Entries from a dataset of interfaces:
^^^^^^^^
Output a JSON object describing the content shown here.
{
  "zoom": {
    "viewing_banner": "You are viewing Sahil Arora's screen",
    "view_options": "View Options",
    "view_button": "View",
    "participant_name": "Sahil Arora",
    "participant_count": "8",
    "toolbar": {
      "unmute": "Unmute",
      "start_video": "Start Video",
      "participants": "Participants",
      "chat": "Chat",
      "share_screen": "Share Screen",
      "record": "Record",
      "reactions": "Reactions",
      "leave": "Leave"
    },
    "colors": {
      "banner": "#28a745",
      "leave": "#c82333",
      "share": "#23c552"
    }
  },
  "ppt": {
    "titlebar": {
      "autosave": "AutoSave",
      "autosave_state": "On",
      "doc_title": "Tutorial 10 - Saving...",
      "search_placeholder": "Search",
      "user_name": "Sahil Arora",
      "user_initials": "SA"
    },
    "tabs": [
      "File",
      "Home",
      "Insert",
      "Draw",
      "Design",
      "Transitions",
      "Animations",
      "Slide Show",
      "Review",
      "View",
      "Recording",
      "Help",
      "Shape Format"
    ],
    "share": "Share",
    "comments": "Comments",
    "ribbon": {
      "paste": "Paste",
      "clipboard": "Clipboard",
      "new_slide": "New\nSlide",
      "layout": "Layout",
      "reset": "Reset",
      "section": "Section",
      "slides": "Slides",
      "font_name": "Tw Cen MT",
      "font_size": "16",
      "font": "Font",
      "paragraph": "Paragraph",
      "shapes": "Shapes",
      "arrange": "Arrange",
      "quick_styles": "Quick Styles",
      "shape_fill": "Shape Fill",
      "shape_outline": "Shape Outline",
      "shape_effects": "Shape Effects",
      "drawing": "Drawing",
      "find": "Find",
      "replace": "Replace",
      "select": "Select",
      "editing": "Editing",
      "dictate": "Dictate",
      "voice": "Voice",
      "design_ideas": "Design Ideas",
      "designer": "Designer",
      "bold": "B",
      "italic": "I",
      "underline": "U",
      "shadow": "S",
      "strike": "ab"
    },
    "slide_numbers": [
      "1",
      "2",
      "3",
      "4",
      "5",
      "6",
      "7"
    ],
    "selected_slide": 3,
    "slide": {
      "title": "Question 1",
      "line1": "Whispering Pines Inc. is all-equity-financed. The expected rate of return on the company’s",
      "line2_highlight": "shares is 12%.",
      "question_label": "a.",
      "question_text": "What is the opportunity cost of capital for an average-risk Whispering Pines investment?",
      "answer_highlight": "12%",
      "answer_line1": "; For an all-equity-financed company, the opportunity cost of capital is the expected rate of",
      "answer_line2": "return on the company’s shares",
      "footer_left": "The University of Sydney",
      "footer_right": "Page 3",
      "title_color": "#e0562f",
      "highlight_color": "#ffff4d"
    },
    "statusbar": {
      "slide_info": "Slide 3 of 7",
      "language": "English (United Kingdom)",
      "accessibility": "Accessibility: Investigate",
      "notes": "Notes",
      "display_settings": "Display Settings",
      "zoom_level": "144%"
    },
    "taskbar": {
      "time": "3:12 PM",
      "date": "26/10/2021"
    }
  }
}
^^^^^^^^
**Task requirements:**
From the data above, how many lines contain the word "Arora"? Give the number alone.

**Answer for the task:**
3